Be Prepared for Anything
Do you think Kevin Johnson was expecting his company to be on the news for racial profiling and discrimination last week? Chances are he wasn’t, but I can assure you he was prepared for it. As an employer and HR professional, you should always take the steps to avoid these kinds of things, but you should also be prepared in case it does happen to your company. In Johnson’s case, he personally met with the two men who were victims of racial profiling at one of his stores, publicly apologized, and is now making sure all his staff is properly trained. Other than educating yourself and your staff, you should make sure to have clear company policies. If you haven’t already, you should consider implementing an anti-discrimination policy in your company and include it in your employee handbook. The line between employment protections from discrimination and protections from harassment is not clearly defined, but anti-discrimination policies typically emphasize the responsibility of the employer and anti-harassment policies emphasize the responsibility of employees. Often, anti-harassment and nondiscrimination statements are wrapped into the same policy language.
Lastly, you should invest in a good lawyer and have his or her number on hand. Trust me, at the end of the day, a lawyer can save you lots of money. Make sure the lawyer is knowledgeable about workplace discrimination and is up-to-date with all employment laws. You never know when an employee will file a claim. If more than one employee complains of racial profiling or discrimination by their coworkers or staff members, you should consider investigating the case.
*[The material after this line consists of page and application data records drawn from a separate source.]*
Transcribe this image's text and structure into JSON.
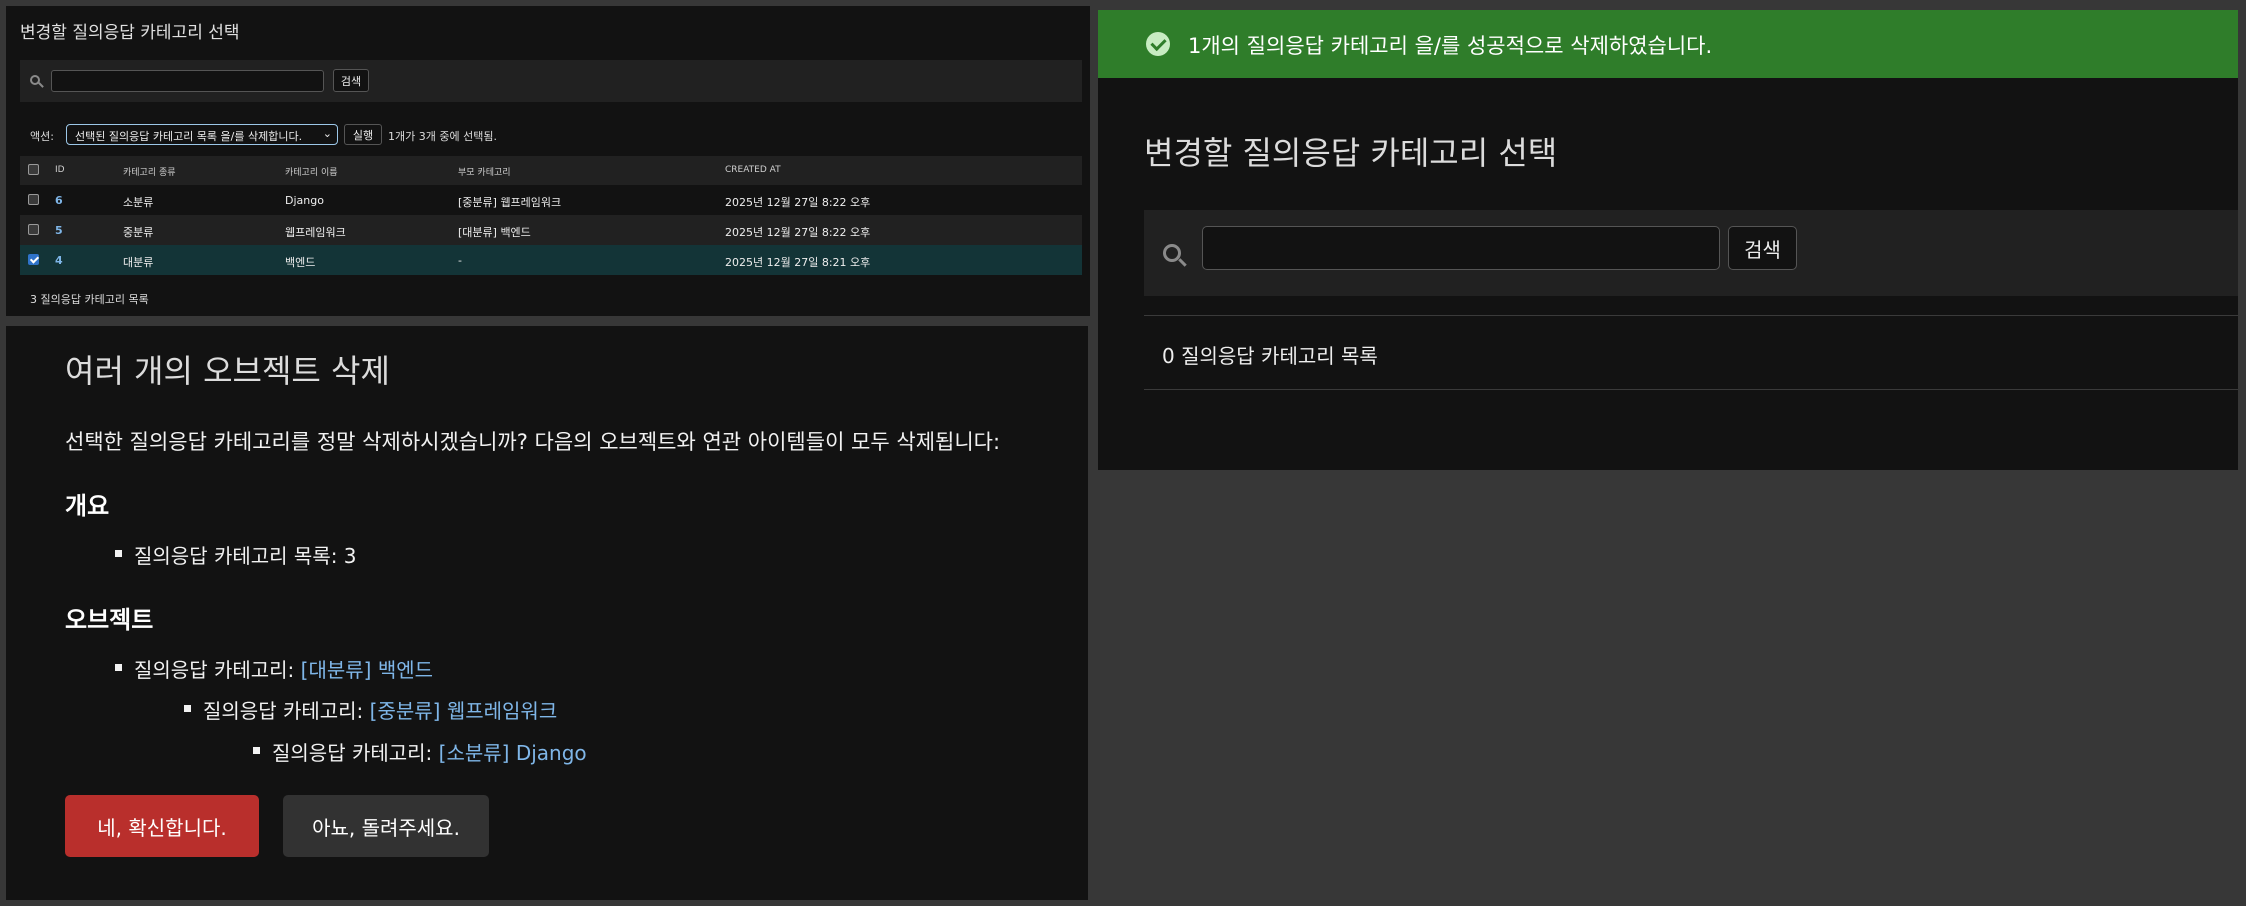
{
  "changelist": {
    "title": "변경할 질의응답 카테고리 선택",
    "search": {
      "value": "",
      "button_label": "검색"
    },
    "actions": {
      "label": "액션:",
      "selected_option": "선택된 질의응답 카테고리 목록 을/를 삭제합니다.",
      "go_label": "실행",
      "counter": "1개가 3개 중에 선택됨."
    },
    "columns": [
      "ID",
      "카테고리 종류",
      "카테고리 이름",
      "부모 카테고리",
      "CREATED AT"
    ],
    "rows": [
      {
        "id": "6",
        "type": "소분류",
        "name": "Django",
        "parent": "[중분류] 웹프레임워크",
        "created": "2025년 12월 27일 8:22 오후",
        "checked": false
      },
      {
        "id": "5",
        "type": "중분류",
        "name": "웹프레임워크",
        "parent": "[대분류] 백엔드",
        "created": "2025년 12월 27일 8:22 오후",
        "checked": false
      },
      {
        "id": "4",
        "type": "대분류",
        "name": "백엔드",
        "parent": "-",
        "created": "2025년 12월 27일 8:21 오후",
        "checked": true
      }
    ],
    "footer": "3 질의응답 카테고리 목록"
  },
  "delete_confirmation": {
    "title": "여러 개의 오브젝트 삭제",
    "question": "선택한 질의응답 카테고리를 정말 삭제하시겠습니까? 다음의 오브젝트와 연관 아이템들이 모두 삭제됩니다:",
    "summary_heading": "개요",
    "summary_item": "질의응답 카테고리 목록: 3",
    "objects_heading": "오브젝트",
    "objects": [
      {
        "prefix": "질의응답 카테고리:",
        "link": "[대분류] 백엔드"
      },
      {
        "prefix": "질의응답 카테고리:",
        "link": "[중분류] 웹프레임워크"
      },
      {
        "prefix": "질의응답 카테고리:",
        "link": "[소분류] Django"
      }
    ],
    "confirm_label": "네, 확신합니다.",
    "cancel_label": "아뇨, 돌려주세요."
  },
  "result": {
    "message": "1개의 질의응답 카테고리 을/를 성공적으로 삭제하였습니다.",
    "title": "변경할 질의응답 카테고리 선택",
    "search_button_label": "검색",
    "count": "0 질의응답 카테고리 목록"
  },
  "colors": {
    "success": "#2f7d2a",
    "danger": "#b92f2c",
    "link": "#7fb6e8",
    "selected_row": "#133437"
  }
}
Many law firms and private consulting firms will do the investigation for you for a fee.
If you are an employee and believe you are being discriminated at your workplace you can read about the EEO Complaint Process here.